Medical questions & health advice by board certified doctors
"Is my cold causing the numbness in my face?"
I have a cold that is lasting kind of a long time (8 days). Now I have some numbness in the left side of my nose and my upper lip. Is it from the cold? Why else would I have numbness?
A cold is caused by a virus that infects the upper respiratory tract. As you know, it causes a runny nose, a sore throat, sometimes a nasty cough, and often makes us feel run down and generally crummy. The numbness you feel on the left side of your nose and upper lip is unlikely to be caused by a cold virus. Cold viruses do not generally infect or affect nerves and this is what would be needed for this symptom to occur. Numbness in this area is caused by some condition that affects the trigeminal nerve. This is the nerve that sends signals of pain, touch, and temperature feelings from the face to the brain. One even that can cause this is a stroke, but it would be extremely unusual for a stroke to only cause numbness in such a small area. If you have had previous strokes this should still be considered. Another possibility that is somewhat more likely is that you have a viral infection with a virus from the herpes family of viruses. Cold sores that are caused by herpes viruses can start off as areas of numbness on the face. I suggest that you schedule an appointment with your primary care physician. He or she will take a detailed history of your symptoms and perform a neurological exam. From there, you should get the answers you need.
Need more info?See a doctor today

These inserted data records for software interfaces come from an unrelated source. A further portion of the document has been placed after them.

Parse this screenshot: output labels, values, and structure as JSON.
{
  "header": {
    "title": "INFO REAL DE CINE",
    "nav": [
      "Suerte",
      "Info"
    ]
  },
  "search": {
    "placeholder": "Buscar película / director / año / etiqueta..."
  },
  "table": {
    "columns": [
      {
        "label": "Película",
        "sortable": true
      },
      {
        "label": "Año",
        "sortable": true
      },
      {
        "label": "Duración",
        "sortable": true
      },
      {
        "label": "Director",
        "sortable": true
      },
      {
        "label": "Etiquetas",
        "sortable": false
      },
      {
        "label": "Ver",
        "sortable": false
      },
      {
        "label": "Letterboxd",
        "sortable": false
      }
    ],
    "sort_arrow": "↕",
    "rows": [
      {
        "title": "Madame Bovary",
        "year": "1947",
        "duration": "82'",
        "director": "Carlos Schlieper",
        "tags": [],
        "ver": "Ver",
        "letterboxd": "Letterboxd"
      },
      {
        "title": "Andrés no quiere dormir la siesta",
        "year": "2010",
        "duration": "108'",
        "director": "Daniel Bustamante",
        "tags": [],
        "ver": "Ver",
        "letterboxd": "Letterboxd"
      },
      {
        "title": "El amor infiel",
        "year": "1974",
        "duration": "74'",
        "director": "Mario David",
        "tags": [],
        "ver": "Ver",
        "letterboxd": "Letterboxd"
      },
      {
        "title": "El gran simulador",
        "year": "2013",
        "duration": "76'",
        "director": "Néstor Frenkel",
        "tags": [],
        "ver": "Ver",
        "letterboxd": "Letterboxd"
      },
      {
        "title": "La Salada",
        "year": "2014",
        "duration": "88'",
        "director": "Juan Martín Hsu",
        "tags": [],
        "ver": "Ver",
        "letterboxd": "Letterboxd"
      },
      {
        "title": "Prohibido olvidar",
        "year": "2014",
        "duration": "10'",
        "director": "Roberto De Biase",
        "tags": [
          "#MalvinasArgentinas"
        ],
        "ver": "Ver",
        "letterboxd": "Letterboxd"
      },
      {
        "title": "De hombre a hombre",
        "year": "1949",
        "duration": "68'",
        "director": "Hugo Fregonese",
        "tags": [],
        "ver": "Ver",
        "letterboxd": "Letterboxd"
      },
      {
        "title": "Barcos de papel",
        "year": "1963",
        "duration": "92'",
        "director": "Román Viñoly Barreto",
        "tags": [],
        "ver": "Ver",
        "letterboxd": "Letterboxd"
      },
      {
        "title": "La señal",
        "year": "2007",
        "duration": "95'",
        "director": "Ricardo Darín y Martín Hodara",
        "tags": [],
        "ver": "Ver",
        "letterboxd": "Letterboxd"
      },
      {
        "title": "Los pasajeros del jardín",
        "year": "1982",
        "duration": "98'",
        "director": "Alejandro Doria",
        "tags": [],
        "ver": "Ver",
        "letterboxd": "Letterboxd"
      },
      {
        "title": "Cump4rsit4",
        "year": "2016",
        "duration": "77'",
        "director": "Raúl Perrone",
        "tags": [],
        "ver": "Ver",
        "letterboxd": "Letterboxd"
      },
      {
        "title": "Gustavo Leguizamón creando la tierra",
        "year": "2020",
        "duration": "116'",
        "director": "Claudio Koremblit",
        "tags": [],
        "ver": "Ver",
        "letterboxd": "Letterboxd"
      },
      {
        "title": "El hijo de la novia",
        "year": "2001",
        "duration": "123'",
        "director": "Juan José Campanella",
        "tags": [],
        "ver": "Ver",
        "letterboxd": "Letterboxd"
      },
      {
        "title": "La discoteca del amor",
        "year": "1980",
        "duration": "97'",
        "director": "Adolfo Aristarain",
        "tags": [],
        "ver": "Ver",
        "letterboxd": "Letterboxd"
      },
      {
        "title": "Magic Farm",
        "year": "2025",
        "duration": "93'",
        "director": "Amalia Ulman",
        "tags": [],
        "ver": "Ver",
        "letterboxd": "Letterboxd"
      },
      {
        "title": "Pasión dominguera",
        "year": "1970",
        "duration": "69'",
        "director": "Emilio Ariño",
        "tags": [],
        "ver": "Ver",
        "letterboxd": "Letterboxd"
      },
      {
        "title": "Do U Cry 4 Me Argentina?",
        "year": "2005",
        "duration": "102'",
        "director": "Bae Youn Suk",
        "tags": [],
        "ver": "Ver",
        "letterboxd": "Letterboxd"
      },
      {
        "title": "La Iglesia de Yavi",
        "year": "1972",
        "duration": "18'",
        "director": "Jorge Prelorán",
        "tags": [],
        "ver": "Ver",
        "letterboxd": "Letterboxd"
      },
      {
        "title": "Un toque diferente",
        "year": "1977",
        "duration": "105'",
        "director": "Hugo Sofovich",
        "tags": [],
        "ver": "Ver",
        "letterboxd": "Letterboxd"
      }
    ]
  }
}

Zocdoc Answers is for general informational purposes only and is not a substitute for professional medical advice. If you think you may have a medical emergency, call your doctor (in the United States) 911 immediately. Always seek the advice of your doctor before starting or changing treatment. Medical professionals who provide responses to health-related questions are intended third party beneficiaries with certain rights under Zocdoc’s Terms of Service.